Vampire stories that have already been done. If you are going to do vampires, make it fresh (like my client Jeri Smith-Ready and her WVMP novels). I also don’t think hard SF is selling well. I’d love more military SF (for both adult and kids), urban fantasy (again, for both adult and kids) and steampunk for adults.


  1. Do you accept unagented and/or email queries?

I accept emailed and mailed queries. Keep the letter to a single page, and if you mail it, include an SASE or I will not respond.


  1. What length synopsis do you prefer to see with a partial?

Ah, the synopsis question! All writers hate synopses, including my clients. A page or two at the most. It can even be less. Just give me the basics of the plot and tell me the ending. Authors: stop freaking out about synopses.


  1. What are the compelling elements that you think are necessary for a good
    read? What particularly grabs your attention?

    The writing has to be excellent, firstly. You also need realistic dialogue and a plot that moves forward. Compelling (not necessarily sympathetic) characters are also required. For young adult, the kids have to sound like kids or it just won’t book—kids are very savvy readers and know when something isn’t realistic.
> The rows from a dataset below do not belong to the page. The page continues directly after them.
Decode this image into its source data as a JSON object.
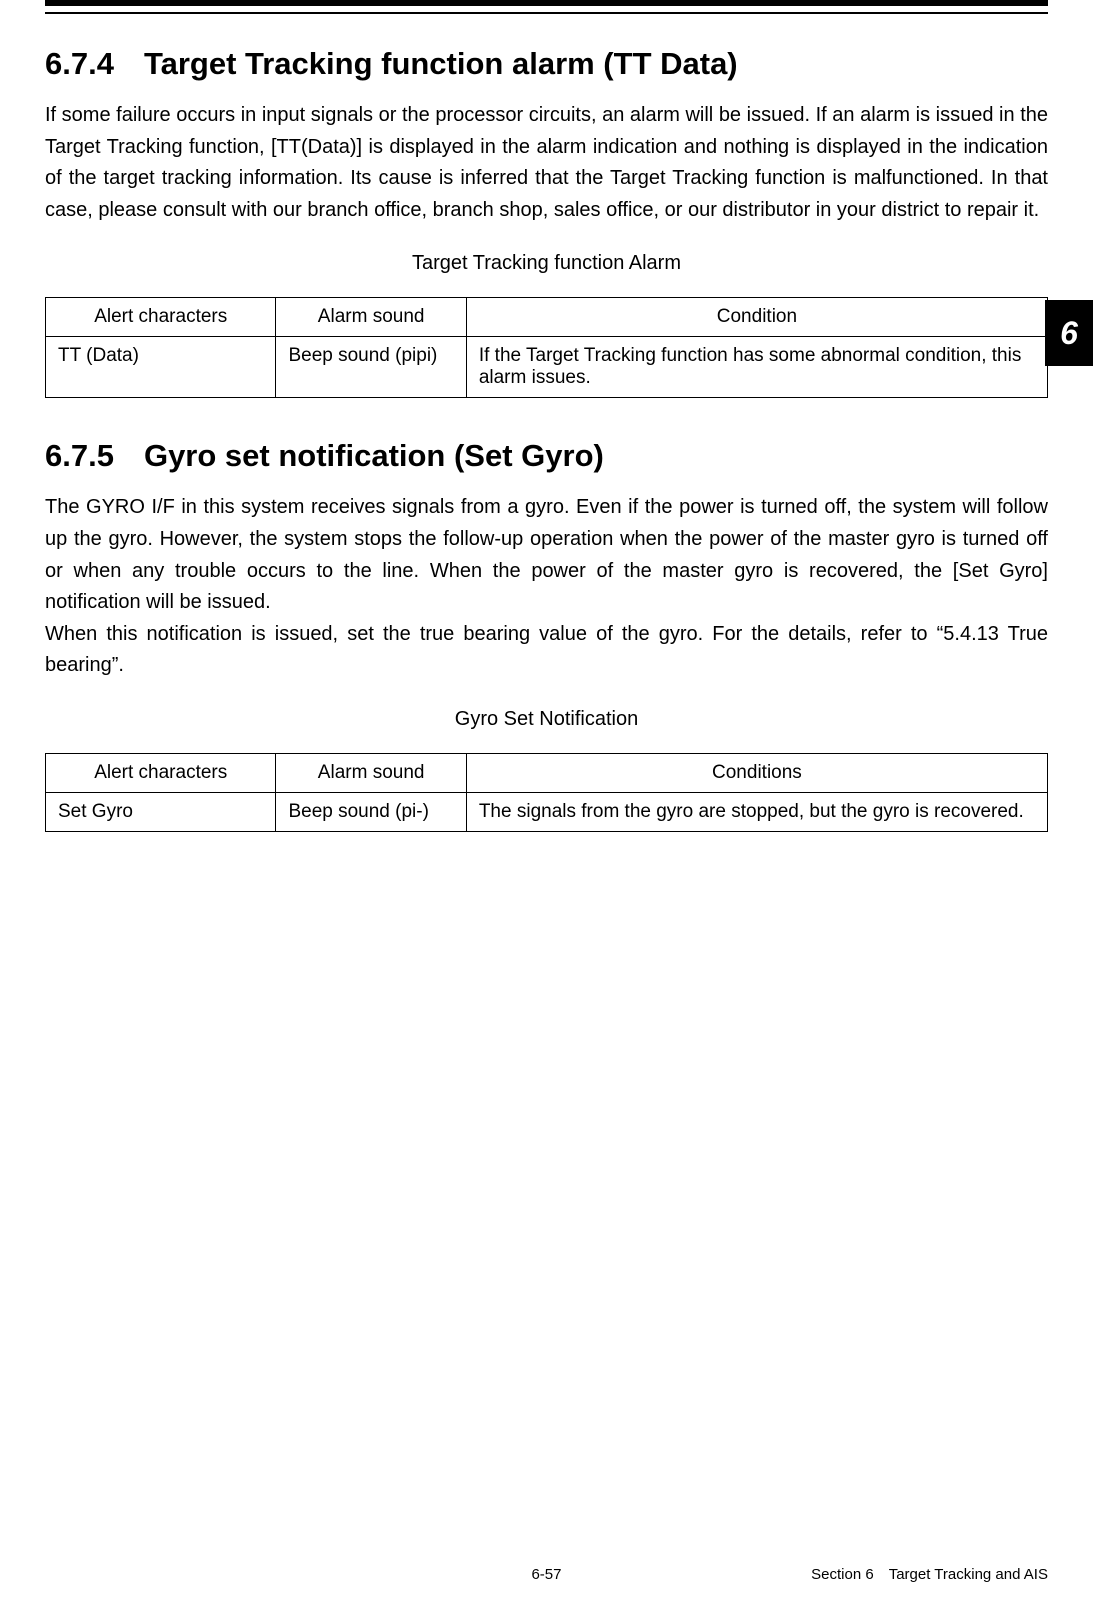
{
  "side_tab": "6",
  "section_674": {
    "num": "6.7.4",
    "title": "Target Tracking function alarm (TT Data)",
    "body": "If some failure occurs in input signals or the processor circuits, an alarm will be issued. If an alarm is issued in the Target Tracking function, [TT(Data)] is displayed in the alarm indication and nothing is displayed in the indication of the target tracking information. Its cause is inferred that the Target Tracking function is malfunctioned. In that case, please consult with our branch office, branch shop, sales office, or our distributor in your district to repair it.",
    "table_caption": "Target Tracking function Alarm",
    "table": {
      "headers": [
        "Alert characters",
        "Alarm sound",
        "Condition"
      ],
      "row": {
        "alert": "TT (Data)",
        "sound": "Beep sound (pipi)",
        "condition": "If the Target Tracking function has some abnormal condition, this alarm issues."
      }
    }
  },
  "section_675": {
    "num": "6.7.5",
    "title": "Gyro set notification (Set Gyro)",
    "body1": "The GYRO I/F in this system receives signals from a gyro. Even if the power is turned off, the system will follow up the gyro. However, the system stops the follow-up operation when the power of the master gyro is turned off or when any trouble occurs to the line. When the power of the master gyro is recovered, the [Set Gyro] notification will be issued.",
    "body2": "When this notification is issued, set the true bearing value of the gyro. For the details, refer to “5.4.13 True bearing”.",
    "table_caption": "Gyro Set Notification",
    "table": {
      "headers": [
        "Alert characters",
        "Alarm sound",
        "Conditions"
      ],
      "row": {
        "alert": "Set Gyro",
        "sound": "Beep sound (pi-)",
        "condition": "The signals from the gyro are stopped, but the gyro is recovered."
      }
    }
  },
  "footer": {
    "page": "6-57",
    "section_name": "Section 6 Target Tracking and AIS"
  }
}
  1. Does meeting an author face-to-face at a conference make a difference in your response time, the submission process, or the rejection process (ie.Form letter vs a few sentences of advice)?

I hate to admit it, but those authors who I wind up having nice, normal, relaxed conversations with—I usually feel more obligated to give them detailed feedback when I turn down a book, than other authors I might meet. By “nice, normal, relaxed,” I mean the authors I get seated next to at meals, or who pick me up from the airport, and behave like NORMAL people. The authors who track my movements and follow me into restrooms are not behaving NORMALLY and make a bad impression.


  1. Besides the writing, the story and the talent, what are the most important elements you look for in an author, ie. contest wins, cooperativeness, affiliations to writers organizations, knowledge of publishing industry, promotability, etc?

Professionalism is by far the most important, and by that I mean—takes revisions well, doesn’t get defensive, is willing to do the lion’s share of their promotion, always tries to be tactful, etc. etc.


  1. What do you love most about your job?

Giving clients good news that involves money. I also love traveling to places like Bologna, Italy. It’s hard work going to the Bologna Book Fair, but it’s always invigorating to go to a place like that.


  1. Do you have any pet peeves?

Oh, I have A LOT but here are two: not being patient with me when I have your partial, and calling the agency to see if I have gotten to your query yet.


  1. What’s your favorite genre/type of:
    1. Book: Too many to answer.
    2. Food: Cheese and chocolate, and the order changes on those daily—some days, I love cheese more; on others, it’s chocolate.
    3. Music: The Police
    4. Movie: Blade Runner
    5. Hobbie: Watching very bad and excellent TV (nothing mediocre for me!) and reading FOR FUN.

  1. What are you addicted to?

Many things: pedicures, British Cadbury, red velvet cake, Twitter, “Mad Men,” “The Wire,” Kit Kat Chunky Peanut Butter, my winter coat (it’s red and has a high collar), and our Mini Cooper. Oh, and CAFFEINE.


  1. What have you always wanted to do?

I have always wanted to visit Australia. I have also always wanted to live in New York City, which I do, so that is a dream come true.


  1. Do you have a favorite quote?

I have tons, but let’s go with one from my Facebook page: "What a fun, sexy time for you."--George Michael, "Arrested Development"


1 comment:

Penny Ehrenkranz said...

This was an informative interview. I didn't have an agent for my first MG novel and now think it would be worth getting one. I am hoping to learn more about the various agents representing children's authors, so thanks for sharing this post.